(Supplied records Opens)
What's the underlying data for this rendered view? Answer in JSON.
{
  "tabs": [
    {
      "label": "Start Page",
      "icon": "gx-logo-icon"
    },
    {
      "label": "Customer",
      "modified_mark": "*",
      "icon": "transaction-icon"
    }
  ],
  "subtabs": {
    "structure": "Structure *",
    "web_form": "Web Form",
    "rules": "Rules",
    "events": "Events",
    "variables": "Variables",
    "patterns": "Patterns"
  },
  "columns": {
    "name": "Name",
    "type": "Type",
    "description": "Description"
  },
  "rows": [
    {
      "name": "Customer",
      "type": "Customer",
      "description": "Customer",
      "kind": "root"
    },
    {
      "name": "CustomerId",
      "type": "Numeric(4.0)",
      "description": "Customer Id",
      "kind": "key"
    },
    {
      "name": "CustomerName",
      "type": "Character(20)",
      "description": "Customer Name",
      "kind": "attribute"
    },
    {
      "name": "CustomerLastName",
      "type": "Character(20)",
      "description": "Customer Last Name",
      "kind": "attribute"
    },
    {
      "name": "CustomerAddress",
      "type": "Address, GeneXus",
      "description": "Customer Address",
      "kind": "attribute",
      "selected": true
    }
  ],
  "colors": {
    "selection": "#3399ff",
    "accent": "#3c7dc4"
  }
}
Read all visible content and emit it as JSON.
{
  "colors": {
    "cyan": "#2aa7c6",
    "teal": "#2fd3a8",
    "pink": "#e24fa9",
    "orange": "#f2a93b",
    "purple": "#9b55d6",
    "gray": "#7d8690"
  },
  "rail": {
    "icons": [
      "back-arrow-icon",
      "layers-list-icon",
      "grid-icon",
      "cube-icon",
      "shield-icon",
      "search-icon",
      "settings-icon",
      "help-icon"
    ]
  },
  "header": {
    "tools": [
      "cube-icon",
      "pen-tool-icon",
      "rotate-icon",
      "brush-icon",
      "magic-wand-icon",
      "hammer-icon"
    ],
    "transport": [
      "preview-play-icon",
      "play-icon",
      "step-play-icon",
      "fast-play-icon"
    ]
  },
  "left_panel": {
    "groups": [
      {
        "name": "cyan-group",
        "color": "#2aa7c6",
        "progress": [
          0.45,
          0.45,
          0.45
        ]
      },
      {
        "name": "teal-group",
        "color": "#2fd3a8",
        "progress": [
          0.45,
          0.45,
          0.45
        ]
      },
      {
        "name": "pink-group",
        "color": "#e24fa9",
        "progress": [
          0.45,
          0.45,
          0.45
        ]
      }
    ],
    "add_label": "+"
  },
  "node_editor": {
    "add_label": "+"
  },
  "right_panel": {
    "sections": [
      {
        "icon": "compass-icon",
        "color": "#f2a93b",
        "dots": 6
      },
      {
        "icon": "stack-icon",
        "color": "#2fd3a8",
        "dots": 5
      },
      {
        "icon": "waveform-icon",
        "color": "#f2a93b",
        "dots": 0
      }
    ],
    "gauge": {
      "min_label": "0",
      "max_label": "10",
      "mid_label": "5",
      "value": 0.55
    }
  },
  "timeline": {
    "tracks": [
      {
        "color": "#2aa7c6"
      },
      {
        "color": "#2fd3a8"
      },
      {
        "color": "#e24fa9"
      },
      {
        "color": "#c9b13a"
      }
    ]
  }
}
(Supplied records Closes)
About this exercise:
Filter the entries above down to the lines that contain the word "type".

Exercise solution:
    "type": "Type",
      "type": "Customer",
      "type": "Numeric(4.0)",
      "type": "Character(20)",
      "type": "Character(20)",
      "type": "Address, GeneXus",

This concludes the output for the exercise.